Love has been around since the beginning of time, and is much older than social media. When the internet came to life, online dating services were born shortly after. People who were having a hard time finding the loves of their lives, or the flings of the moment, had a broader pool of applicants to choose from. Great idea to some, lame idea to others. Either way, you can't go a week without seeing or hearing ads for E-Harmony or Match.com.
When social media and networking sites such as Friendster and MySpace began to appear, it was another platform to broadcast that you were either single and ready to mingle, or found your fish in the sea. Harmless right? Wrong. Social media has been named an axe in many budding relationships due to privacy, or lack thereof.

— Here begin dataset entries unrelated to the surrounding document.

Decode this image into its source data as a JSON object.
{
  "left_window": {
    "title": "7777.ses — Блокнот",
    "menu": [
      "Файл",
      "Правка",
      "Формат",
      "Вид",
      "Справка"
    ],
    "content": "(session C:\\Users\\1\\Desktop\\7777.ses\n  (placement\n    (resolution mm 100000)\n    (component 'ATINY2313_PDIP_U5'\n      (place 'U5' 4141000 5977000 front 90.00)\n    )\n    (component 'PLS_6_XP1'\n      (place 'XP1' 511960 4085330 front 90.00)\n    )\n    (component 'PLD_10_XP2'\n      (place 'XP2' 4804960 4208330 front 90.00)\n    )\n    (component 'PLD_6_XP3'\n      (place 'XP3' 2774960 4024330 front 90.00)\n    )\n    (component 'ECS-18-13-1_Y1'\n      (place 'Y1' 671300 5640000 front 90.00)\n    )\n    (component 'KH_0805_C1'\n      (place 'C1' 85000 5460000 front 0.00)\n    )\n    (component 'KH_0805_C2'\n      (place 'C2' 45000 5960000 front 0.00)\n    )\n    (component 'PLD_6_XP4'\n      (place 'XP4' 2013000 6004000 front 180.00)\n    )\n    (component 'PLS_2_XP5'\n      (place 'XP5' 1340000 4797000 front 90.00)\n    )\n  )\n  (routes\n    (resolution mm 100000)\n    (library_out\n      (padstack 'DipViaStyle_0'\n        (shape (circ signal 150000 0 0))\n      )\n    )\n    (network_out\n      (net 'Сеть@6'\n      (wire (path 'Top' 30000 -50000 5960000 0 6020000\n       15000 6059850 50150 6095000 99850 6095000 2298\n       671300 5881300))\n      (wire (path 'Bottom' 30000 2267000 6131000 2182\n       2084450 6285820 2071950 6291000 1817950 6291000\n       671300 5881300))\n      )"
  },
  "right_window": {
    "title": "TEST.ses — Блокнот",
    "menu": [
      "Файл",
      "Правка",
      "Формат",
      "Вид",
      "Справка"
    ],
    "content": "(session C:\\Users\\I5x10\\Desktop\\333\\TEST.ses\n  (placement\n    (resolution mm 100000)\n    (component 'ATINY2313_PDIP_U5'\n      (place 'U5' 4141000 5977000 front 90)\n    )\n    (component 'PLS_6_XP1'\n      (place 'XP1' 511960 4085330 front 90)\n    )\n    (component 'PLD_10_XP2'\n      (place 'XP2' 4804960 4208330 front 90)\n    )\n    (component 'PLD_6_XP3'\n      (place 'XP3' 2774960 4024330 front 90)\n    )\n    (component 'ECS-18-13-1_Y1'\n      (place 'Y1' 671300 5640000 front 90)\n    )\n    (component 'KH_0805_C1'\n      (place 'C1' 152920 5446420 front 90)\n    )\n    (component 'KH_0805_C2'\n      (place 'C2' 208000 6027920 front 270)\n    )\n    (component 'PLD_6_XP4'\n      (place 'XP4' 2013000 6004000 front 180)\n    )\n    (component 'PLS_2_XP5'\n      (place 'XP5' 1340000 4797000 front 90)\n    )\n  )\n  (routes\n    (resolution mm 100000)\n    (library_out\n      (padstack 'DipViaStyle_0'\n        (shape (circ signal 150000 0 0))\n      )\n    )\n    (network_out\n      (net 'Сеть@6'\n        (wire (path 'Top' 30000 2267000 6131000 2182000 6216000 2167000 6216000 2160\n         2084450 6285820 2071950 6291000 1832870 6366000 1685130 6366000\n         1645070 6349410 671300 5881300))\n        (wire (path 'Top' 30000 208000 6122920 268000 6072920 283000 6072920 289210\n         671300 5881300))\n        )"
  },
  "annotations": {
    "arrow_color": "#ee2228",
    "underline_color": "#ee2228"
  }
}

MySpace started many relationships, the way other websites can. You're "meeting" new people, and getting to know them, where you may not have been able to. Finding people who live near you was a simple search away. For those couples who were already in relationships, however, the famous Top 8 was death to many. "Why am I not number 1?" was a constant question, if the significant other was on the list at all. Flirtatious comments also interfered.
Facebook alerts your friends via their news feed when someone has changed their relationship status. I've chosen to ignore the people whose statuses change on a weekly basis, but I have gotten some breaking news when it came to the breaking up between friends of mine. There's been numerous debates like "is it okay to break up via Facebook?" Relationship statuses were taken up a notch when you were able to tag you S.O. as the person you are in a relationship with. "Why didn't you put my name?!" Don't forget to check who tagged you in photos on the night you said you were staying home but decided to go out. Oh the agony.
Twitter can get people "caught up" by being able to see who people are following. There have been plenty of fall outs due to unfollowing someone, and make no mistake, the same is true when it comes to not following your boyfriend/girlfriend/husband/wife. "Are you hiding something from me?" Or if you're following the wrong person, getting mentioned by particular individuals, the list just goes on.
LinkedIn can hurt your professional relationships if you decide to vent about your relationship woes on Twitter and forgot your updates cross post on LinkedIn. Trust me when I say that's not what your colleagues feel like reading about.
I'm not saying social media is the root of all evil when it comes to being spoken for, but it does leave room for arguments and cyber snooping. Make sure the person you're with is on the same page as you when it comes to maintaining your status online.